We constantly hear that we live in a selfish society; we must look out for number one to get ahead. This is, of course, true. It is incumbent on every person to look after themselves and their family. However, it is easy to forget that life loses some of its meaning when that becomes our sole focus.
This week the Torah gives us some of the laws of voluntary donations to the Temple. The most common reaction to hearing these laws is: "why? Why would anyone want to do that?" Why does the Torah tell us how to make a specific voluntary donation when we already have so many obligations? The answer is that voluntarism is essential. A willingness to contribute beyond the bare minimum expected of us is necessary for society and most groups within it. The bare minimum mandated by law is only rarely enough.

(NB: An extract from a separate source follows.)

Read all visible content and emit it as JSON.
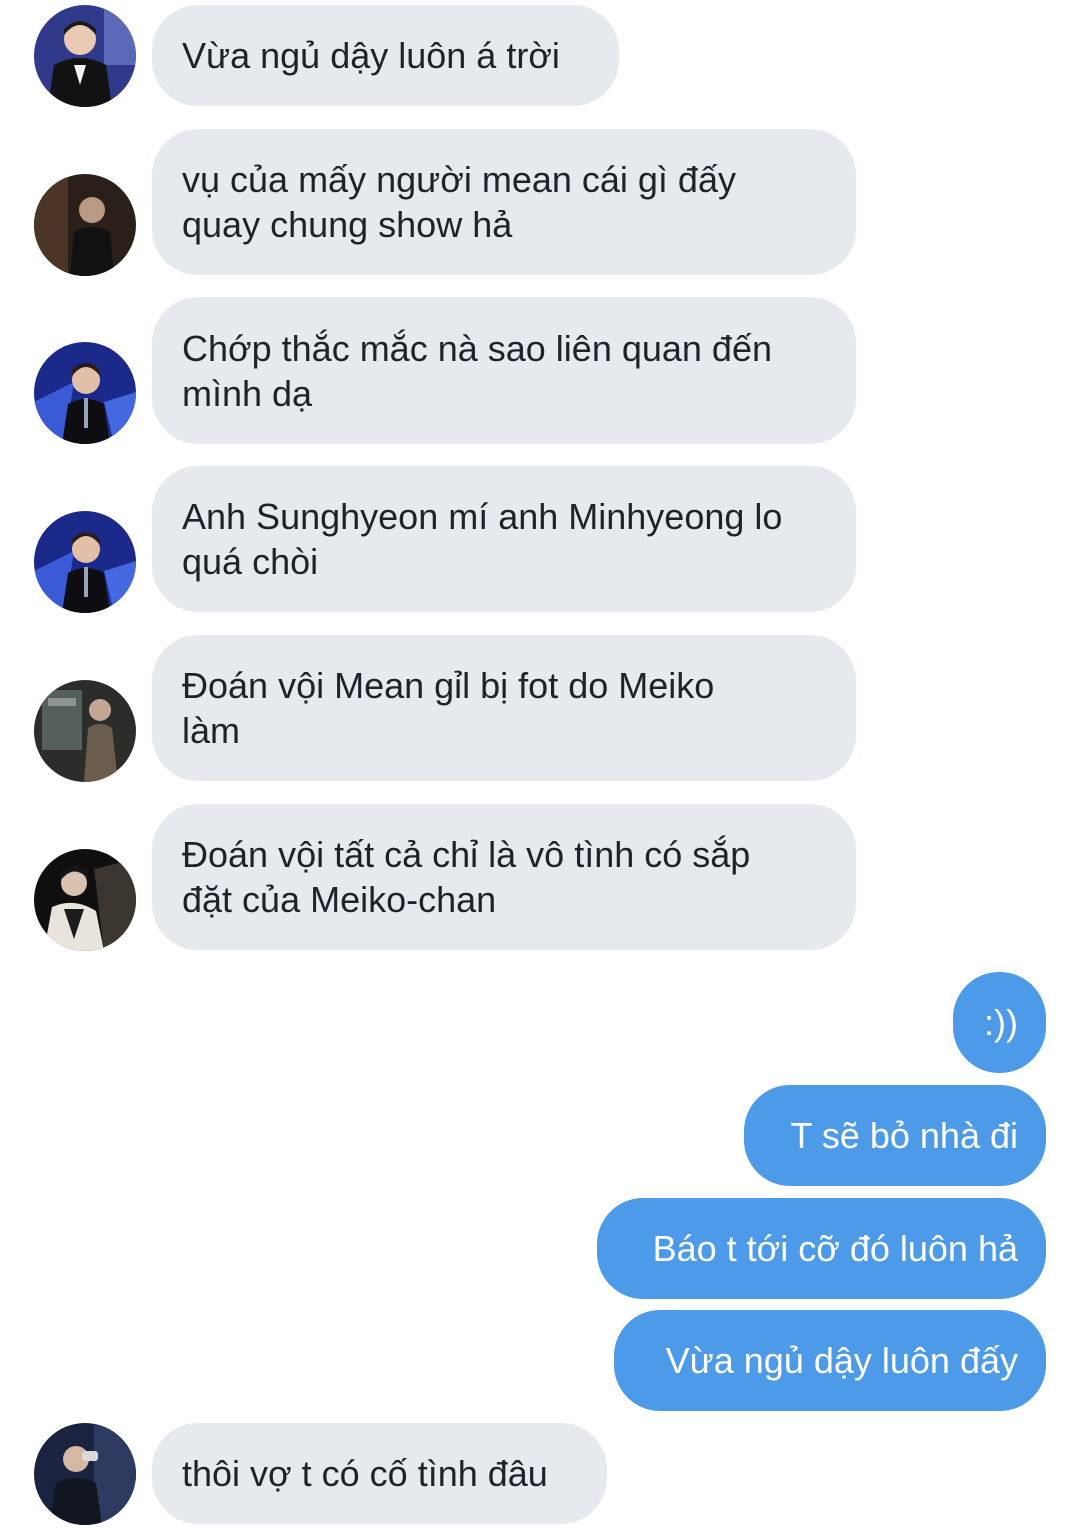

Additionally, volunteering is good for the volunteer as well. Studies have suggested that volunteers are more likely to succeed in their personal endeavours (like graduating from university). They are more likely to be happy and satisfied with their life. Perhaps most obviously, they are more likely to connect with and be tolerant of others. The value of giving more than is expected of us is not merely that we build better communities and society; it helps us be better and healthier people.

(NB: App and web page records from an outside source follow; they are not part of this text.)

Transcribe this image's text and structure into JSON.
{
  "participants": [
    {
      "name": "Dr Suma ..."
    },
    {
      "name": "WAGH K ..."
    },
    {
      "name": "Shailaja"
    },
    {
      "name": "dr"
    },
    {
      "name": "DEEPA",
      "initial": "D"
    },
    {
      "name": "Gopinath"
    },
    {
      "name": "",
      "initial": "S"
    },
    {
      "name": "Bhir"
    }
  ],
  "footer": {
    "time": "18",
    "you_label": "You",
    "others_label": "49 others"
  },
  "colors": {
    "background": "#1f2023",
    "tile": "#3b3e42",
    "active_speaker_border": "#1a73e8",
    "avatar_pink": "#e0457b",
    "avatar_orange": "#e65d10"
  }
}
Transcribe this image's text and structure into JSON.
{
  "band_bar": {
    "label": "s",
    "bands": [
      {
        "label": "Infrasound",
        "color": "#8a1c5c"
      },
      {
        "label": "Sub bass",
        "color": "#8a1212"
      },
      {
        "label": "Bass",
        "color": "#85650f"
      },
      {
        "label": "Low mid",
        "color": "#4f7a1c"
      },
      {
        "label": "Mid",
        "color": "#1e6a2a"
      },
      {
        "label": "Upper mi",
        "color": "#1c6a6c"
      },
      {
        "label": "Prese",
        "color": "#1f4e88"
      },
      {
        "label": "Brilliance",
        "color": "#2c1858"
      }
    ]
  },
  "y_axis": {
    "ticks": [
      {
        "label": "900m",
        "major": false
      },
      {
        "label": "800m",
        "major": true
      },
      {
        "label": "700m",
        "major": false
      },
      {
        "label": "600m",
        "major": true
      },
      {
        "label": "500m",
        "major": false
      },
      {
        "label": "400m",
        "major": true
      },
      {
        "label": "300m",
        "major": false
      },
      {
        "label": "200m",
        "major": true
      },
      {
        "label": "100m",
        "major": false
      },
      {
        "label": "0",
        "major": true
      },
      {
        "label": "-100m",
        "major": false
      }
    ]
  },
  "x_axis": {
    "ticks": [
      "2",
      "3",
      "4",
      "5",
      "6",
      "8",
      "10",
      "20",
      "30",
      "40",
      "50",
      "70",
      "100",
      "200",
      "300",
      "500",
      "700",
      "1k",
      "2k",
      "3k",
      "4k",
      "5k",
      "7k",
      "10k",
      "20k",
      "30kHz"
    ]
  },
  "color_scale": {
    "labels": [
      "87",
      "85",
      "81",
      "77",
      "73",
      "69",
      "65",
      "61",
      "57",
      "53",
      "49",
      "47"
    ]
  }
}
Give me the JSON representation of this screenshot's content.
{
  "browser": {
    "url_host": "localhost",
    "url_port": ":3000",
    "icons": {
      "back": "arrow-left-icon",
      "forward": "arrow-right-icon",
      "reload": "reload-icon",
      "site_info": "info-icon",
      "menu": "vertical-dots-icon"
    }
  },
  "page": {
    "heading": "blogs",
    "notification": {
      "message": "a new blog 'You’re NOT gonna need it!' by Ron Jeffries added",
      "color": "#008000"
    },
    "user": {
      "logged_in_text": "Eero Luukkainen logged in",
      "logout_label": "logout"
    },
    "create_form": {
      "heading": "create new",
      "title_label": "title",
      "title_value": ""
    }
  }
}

Today we all woke up to yet more economic bad news. Power bills will go up, affecting almost every one of us. It's easy to see this time as too challenging to contribute to the broader community. We have enough to worry about at home. The lesson in the Torah this week is that the opposite is true. Slightly straightened times are the best to amp up our involvement, whether it is financial or in some other way so that we can all reap the benefits of our efforts together.